» **Data extracts**:
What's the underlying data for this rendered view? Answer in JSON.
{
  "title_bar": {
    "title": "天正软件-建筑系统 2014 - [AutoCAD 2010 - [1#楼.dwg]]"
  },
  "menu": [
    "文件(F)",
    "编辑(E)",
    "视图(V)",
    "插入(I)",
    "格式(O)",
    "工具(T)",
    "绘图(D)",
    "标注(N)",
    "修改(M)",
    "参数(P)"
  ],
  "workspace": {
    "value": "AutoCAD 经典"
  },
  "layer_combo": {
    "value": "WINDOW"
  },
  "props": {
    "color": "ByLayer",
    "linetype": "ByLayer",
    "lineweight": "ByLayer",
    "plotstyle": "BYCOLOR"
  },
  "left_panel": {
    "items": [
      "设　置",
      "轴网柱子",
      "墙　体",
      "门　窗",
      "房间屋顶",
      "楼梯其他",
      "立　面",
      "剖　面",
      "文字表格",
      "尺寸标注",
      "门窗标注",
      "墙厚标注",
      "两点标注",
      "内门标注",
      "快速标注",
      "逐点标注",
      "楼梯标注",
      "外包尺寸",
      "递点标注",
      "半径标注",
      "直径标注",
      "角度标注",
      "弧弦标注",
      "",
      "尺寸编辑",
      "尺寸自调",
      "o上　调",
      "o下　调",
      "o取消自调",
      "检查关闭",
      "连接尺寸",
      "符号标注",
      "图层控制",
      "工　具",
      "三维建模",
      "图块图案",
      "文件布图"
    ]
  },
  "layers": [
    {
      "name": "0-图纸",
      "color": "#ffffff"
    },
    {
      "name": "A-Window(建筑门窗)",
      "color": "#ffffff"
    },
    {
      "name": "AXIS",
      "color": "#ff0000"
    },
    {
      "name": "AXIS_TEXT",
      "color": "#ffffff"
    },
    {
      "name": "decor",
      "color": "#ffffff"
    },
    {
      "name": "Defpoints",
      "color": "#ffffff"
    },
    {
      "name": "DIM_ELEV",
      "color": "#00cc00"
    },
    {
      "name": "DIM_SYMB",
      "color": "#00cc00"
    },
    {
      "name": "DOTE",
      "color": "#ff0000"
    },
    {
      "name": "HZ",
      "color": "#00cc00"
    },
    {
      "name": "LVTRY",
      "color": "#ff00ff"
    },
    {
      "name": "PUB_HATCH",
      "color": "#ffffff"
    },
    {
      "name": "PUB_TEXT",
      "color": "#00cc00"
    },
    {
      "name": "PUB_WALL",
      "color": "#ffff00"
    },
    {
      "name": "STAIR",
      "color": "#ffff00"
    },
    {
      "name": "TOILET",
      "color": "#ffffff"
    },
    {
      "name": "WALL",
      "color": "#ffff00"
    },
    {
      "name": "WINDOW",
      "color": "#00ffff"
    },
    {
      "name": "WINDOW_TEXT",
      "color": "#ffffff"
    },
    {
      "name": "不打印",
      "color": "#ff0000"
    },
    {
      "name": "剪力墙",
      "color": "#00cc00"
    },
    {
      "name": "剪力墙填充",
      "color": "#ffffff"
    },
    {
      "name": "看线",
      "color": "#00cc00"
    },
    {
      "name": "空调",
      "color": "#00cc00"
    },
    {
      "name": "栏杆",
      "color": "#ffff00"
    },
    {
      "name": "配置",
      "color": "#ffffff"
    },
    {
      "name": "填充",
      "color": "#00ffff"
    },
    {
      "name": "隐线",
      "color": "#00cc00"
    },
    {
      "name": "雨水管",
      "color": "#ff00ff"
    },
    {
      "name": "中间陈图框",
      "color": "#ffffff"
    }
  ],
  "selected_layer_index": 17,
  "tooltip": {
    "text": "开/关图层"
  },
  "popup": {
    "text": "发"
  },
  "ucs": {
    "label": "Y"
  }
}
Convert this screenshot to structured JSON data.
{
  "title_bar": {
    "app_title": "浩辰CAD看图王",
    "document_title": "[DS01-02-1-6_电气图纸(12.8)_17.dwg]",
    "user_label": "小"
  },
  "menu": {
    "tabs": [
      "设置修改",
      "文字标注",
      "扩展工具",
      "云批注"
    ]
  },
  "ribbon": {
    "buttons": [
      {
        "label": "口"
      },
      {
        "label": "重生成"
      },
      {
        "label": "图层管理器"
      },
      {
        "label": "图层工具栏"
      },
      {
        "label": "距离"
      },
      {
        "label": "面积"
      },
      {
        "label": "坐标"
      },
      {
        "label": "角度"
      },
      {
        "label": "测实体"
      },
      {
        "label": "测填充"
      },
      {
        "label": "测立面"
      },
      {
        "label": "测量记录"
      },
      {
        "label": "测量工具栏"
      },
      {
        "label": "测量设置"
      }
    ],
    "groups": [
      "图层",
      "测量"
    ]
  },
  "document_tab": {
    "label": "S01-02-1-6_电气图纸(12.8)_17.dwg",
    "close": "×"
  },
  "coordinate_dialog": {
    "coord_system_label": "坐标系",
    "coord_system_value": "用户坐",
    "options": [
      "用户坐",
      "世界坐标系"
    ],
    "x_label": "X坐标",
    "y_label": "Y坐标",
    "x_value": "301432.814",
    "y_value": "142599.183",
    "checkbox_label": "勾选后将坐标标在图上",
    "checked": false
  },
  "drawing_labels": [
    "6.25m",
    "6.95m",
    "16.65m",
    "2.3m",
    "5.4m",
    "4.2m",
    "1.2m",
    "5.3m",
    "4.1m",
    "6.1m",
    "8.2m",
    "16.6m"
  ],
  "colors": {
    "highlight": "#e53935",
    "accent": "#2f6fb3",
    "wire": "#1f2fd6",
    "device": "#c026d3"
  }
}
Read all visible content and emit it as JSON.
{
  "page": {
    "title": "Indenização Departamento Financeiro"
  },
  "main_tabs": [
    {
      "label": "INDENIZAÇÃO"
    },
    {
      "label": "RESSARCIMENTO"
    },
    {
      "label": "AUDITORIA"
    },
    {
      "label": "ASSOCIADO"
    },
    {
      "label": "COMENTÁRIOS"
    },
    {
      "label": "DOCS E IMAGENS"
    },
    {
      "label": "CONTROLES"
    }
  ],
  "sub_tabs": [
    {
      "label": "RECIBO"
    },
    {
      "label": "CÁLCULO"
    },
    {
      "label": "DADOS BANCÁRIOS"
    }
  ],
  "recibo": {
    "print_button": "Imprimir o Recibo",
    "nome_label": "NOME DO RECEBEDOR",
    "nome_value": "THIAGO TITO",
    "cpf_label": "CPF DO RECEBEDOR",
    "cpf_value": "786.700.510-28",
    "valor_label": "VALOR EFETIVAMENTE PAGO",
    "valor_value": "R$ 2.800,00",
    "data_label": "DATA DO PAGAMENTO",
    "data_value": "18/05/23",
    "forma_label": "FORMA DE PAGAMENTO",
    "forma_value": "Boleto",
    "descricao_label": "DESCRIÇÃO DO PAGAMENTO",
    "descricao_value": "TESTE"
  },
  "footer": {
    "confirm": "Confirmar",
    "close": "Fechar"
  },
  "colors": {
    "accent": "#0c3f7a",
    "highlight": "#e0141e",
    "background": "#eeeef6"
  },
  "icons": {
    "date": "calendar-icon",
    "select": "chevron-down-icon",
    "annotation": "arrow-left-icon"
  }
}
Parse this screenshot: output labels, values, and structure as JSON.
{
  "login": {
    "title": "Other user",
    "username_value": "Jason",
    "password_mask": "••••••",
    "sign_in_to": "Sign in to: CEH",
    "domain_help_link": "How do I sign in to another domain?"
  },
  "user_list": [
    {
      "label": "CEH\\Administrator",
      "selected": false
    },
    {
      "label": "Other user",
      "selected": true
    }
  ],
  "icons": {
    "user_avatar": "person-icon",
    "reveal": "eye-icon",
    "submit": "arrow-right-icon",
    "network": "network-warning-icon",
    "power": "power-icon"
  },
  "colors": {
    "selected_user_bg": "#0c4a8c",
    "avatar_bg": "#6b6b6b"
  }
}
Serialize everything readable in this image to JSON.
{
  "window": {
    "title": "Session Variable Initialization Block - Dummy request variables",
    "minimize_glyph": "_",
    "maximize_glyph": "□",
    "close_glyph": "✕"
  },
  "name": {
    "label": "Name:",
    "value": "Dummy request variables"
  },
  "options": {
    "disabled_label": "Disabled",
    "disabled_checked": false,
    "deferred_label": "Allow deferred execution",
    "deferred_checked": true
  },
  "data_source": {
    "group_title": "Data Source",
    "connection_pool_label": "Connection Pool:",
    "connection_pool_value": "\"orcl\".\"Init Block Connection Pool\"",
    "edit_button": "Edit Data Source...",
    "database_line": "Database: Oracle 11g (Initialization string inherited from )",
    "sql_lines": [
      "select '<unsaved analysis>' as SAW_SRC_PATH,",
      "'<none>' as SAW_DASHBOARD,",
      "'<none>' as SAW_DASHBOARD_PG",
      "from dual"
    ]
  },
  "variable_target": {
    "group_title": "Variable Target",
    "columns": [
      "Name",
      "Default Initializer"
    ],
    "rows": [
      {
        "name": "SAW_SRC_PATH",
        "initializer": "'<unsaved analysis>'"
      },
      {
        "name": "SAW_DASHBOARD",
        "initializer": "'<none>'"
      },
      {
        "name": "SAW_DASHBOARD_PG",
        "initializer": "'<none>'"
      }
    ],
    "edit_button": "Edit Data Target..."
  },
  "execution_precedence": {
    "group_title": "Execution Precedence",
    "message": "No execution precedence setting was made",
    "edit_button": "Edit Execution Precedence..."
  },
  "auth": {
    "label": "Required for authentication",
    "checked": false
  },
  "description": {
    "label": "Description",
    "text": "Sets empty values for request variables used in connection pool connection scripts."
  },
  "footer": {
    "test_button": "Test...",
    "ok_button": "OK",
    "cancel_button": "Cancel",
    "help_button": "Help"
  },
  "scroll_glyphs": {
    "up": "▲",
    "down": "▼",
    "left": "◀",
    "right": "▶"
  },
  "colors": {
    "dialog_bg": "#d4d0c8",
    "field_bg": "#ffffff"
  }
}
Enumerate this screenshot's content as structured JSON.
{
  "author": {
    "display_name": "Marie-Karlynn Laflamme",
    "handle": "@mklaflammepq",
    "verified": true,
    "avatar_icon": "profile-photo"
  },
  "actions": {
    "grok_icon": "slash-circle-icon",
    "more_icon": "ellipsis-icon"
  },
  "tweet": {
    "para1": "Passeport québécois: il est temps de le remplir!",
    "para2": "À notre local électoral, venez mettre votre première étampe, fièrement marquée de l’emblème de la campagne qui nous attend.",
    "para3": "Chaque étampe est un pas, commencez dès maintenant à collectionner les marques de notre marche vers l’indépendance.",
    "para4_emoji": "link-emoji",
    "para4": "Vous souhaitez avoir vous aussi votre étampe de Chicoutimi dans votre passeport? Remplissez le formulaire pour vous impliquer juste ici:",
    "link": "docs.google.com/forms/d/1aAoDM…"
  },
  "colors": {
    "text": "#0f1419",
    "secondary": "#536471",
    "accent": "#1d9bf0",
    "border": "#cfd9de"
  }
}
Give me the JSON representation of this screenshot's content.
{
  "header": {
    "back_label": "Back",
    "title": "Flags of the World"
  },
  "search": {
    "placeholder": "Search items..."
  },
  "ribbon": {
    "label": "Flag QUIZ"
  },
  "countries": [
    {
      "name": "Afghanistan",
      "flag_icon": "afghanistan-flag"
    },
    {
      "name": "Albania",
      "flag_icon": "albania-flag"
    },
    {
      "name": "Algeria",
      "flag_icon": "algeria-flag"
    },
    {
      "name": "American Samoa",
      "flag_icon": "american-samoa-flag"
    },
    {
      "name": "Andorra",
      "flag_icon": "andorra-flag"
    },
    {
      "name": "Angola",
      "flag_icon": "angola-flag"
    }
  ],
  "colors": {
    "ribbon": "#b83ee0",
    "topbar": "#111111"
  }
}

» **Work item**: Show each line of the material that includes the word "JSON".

» **Solution for this problem**:
What's the underlying data for this rendered view? Answer in JSON.
Convert this screenshot to structured JSON data.
Read all visible content and emit it as JSON.
Parse this screenshot: output labels, values, and structure as JSON.
Serialize everything readable in this image to JSON.
Enumerate this screenshot's content as structured JSON.
Give me the JSON representation of this screenshot's content.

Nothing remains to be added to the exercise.